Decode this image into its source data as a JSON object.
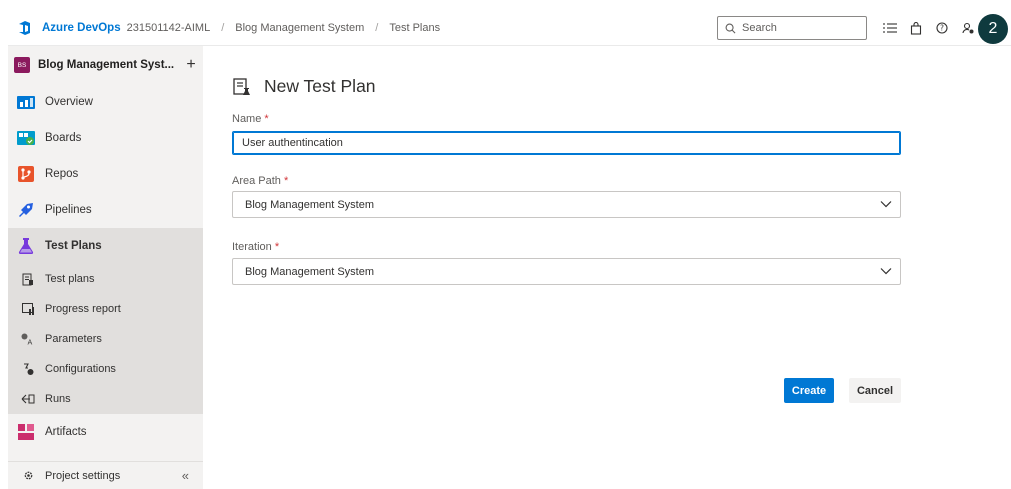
{
  "topbar": {
    "brand": "Azure DevOps",
    "breadcrumbs": [
      "231501142-AIML",
      "Blog Management System",
      "Test Plans"
    ],
    "separator": "/",
    "search_placeholder": "Search",
    "avatar_text": "2"
  },
  "sidebar": {
    "project_badge": "BS",
    "project_name": "Blog Management Syst...",
    "add_label": "+",
    "items": [
      {
        "label": "Overview",
        "icon": "overview-icon"
      },
      {
        "label": "Boards",
        "icon": "boards-icon"
      },
      {
        "label": "Repos",
        "icon": "repos-icon"
      },
      {
        "label": "Pipelines",
        "icon": "pipelines-icon"
      },
      {
        "label": "Test Plans",
        "icon": "test-plans-icon"
      },
      {
        "label": "Artifacts",
        "icon": "artifacts-icon"
      }
    ],
    "sub_items": [
      {
        "label": "Test plans",
        "icon": "test-plans-list-icon"
      },
      {
        "label": "Progress report",
        "icon": "progress-report-icon"
      },
      {
        "label": "Parameters",
        "icon": "parameters-icon"
      },
      {
        "label": "Configurations",
        "icon": "configurations-icon"
      },
      {
        "label": "Runs",
        "icon": "runs-icon"
      }
    ],
    "settings_label": "Project settings",
    "collapse_label": "«"
  },
  "form": {
    "title": "New Test Plan",
    "name_label": "Name",
    "name_value": "User authentincation",
    "area_label": "Area Path",
    "area_value": "Blog Management System",
    "iteration_label": "Iteration",
    "iteration_value": "Blog Management System",
    "required_mark": "*",
    "create_label": "Create",
    "cancel_label": "Cancel"
  },
  "colors": {
    "accent": "#0078d4",
    "sidebar_bg": "#f3f2f1",
    "active_bg": "#e1dfdd",
    "avatar_bg": "#0f3a3e"
  }
}
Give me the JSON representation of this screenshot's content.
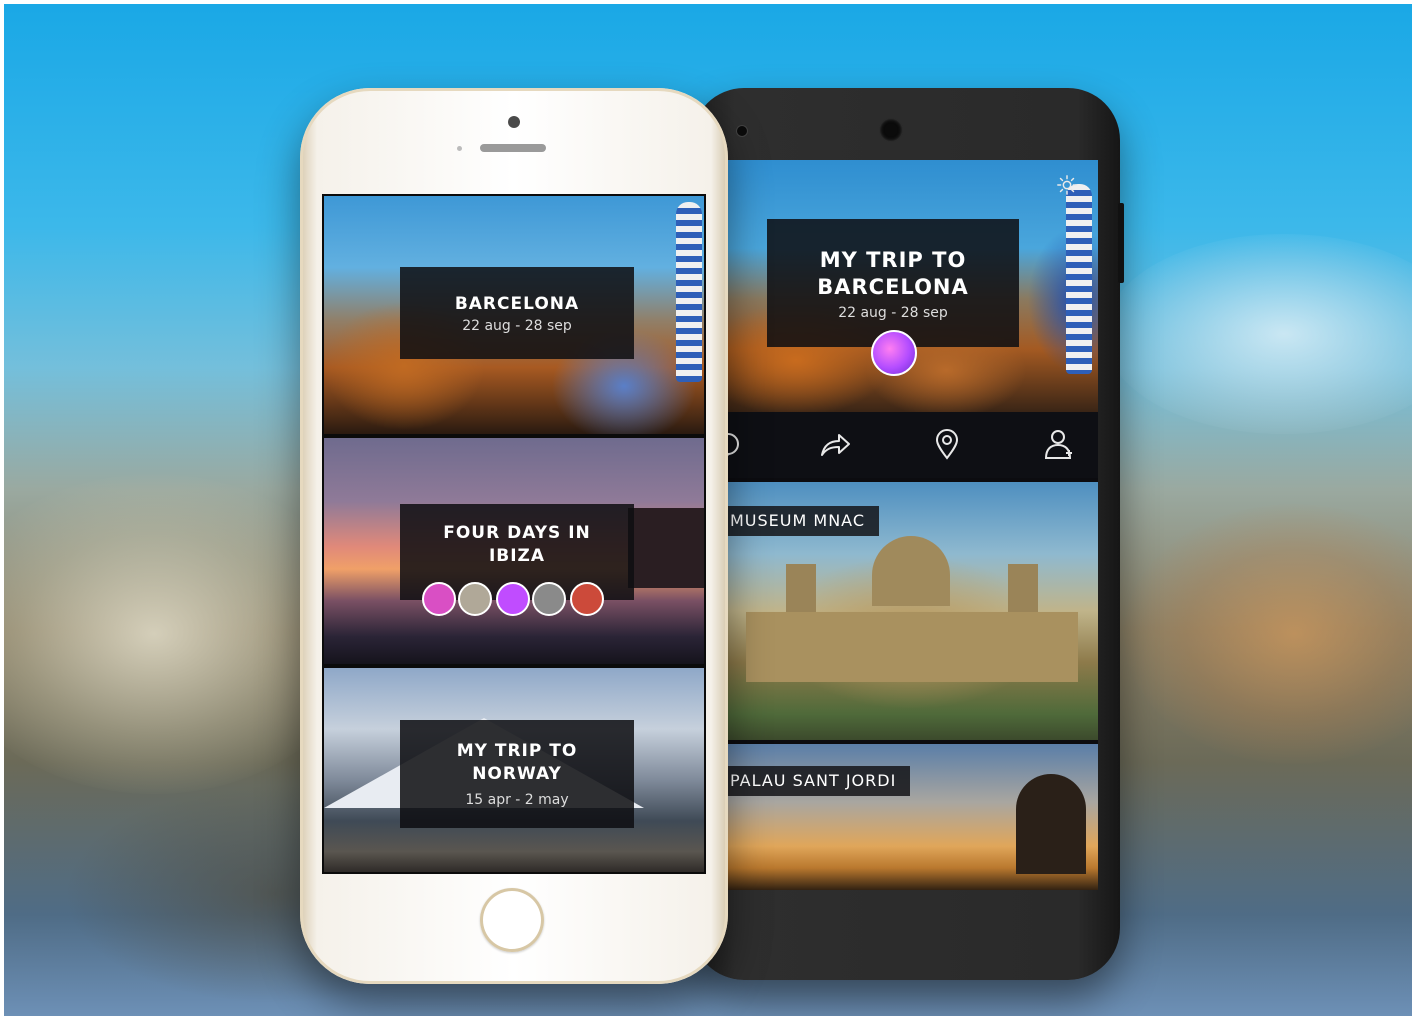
{
  "iphone": {
    "trips": [
      {
        "title": "BARCELONA",
        "dates": "22 aug - 28 sep"
      },
      {
        "title": "FOUR DAYS IN IBIZA",
        "dates": ""
      },
      {
        "title": "MY TRIP TO NORWAY",
        "dates": "15 apr - 2 may"
      }
    ],
    "ibiza_avatars": [
      {
        "icon": "avatar",
        "color": "#d94fc4"
      },
      {
        "icon": "avatar",
        "color": "#b0a898"
      },
      {
        "icon": "avatar",
        "color": "#c04cff"
      },
      {
        "icon": "avatar",
        "color": "#8a8a8a"
      },
      {
        "icon": "avatar",
        "color": "#cc4a3a"
      }
    ]
  },
  "android": {
    "header": {
      "title": "MY TRIP TO BARCELONA",
      "dates": "22 aug - 28 sep"
    },
    "toolbar": [
      "chat-icon",
      "share-icon",
      "location-pin-icon",
      "user-icon"
    ],
    "places": [
      {
        "label": "MUSEUM MNAC"
      },
      {
        "label": "PALAU SANT JORDI"
      }
    ]
  },
  "colors": {
    "label_bg": "#0e0e12",
    "toolbar_bg": "#0e0f14",
    "avatar_accent": "#b24cff"
  }
}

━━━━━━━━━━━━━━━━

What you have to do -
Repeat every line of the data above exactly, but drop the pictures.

Output of the task -
Decode this image into its source data as a JSON object.
{
  "topbar": {
    "brand": "Azure DevOps",
    "breadcrumbs": [
      "231501142-AIML",
      "Blog Management System",
      "Test Plans"
    ],
    "separator": "/",
    "search_placeholder": "Search",
    "avatar_text": "2"
  },
  "sidebar": {
    "project_badge": "BS",
    "project_name": "Blog Management Syst...",
    "add_label": "+",
    "items": [
      {
        "label": "Overview",
        "icon": "overview-icon"
      },
      {
        "label": "Boards",
        "icon": "boards-icon"
      },
      {
        "label": "Repos",
        "icon": "repos-icon"
      },
      {
        "label": "Pipelines",
        "icon": "pipelines-icon"
      },
      {
        "label": "Test Plans",
        "icon": "test-plans-icon"
      },
      {
        "label": "Artifacts",
        "icon": "artifacts-icon"
      }
    ],
    "sub_items": [
      {
        "label": "Test plans",
        "icon": "test-plans-list-icon"
      },
      {
        "label": "Progress report",
        "icon": "progress-report-icon"
      },
      {
        "label": "Parameters",
        "icon": "parameters-icon"
      },
      {
        "label": "Configurations",
        "icon": "configurations-icon"
      },
      {
        "label": "Runs",
        "icon": "runs-icon"
      }
    ],
    "settings_label": "Project settings",
    "collapse_label": "«"
  },
  "form": {
    "title": "New Test Plan",
    "name_label": "Name",
    "name_value": "User authentincation",
    "area_label": "Area Path",
    "area_value": "Blog Management System",
    "iteration_label": "Iteration",
    "iteration_value": "Blog Management System",
    "required_mark": "*",
    "create_label": "Create",
    "cancel_label": "Cancel"
  },
  "colors": {
    "accent": "#0078d4",
    "sidebar_bg": "#f3f2f1",
    "active_bg": "#e1dfdd",
    "avatar_bg": "#0f3a3e"
  }
}
Give me the JSON representation of this screenshot's content.
{
  "iphone": {
    "trips": [
      {
        "title": "BARCELONA",
        "dates": "22 aug - 28 sep"
      },
      {
        "title": "FOUR DAYS IN IBIZA",
        "dates": ""
      },
      {
        "title": "MY TRIP TO NORWAY",
        "dates": "15 apr - 2 may"
      }
    ],
    "ibiza_avatars": [
      {
        "icon": "avatar",
        "color": "#d94fc4"
      },
      {
        "icon": "avatar",
        "color": "#b0a898"
      },
      {
        "icon": "avatar",
        "color": "#c04cff"
      },
      {
        "icon": "avatar",
        "color": "#8a8a8a"
      },
      {
        "icon": "avatar",
        "color": "#cc4a3a"
      }
    ]
  },
  "android": {
    "header": {
      "title": "MY TRIP TO BARCELONA",
      "dates": "22 aug - 28 sep"
    },
    "toolbar": [
      "chat-icon",
      "share-icon",
      "location-pin-icon",
      "user-icon"
    ],
    "places": [
      {
        "label": "MUSEUM MNAC"
      },
      {
        "label": "PALAU SANT JORDI"
      }
    ]
  },
  "colors": {
    "label_bg": "#0e0e12",
    "toolbar_bg": "#0e0f14",
    "avatar_accent": "#b24cff"
  }
}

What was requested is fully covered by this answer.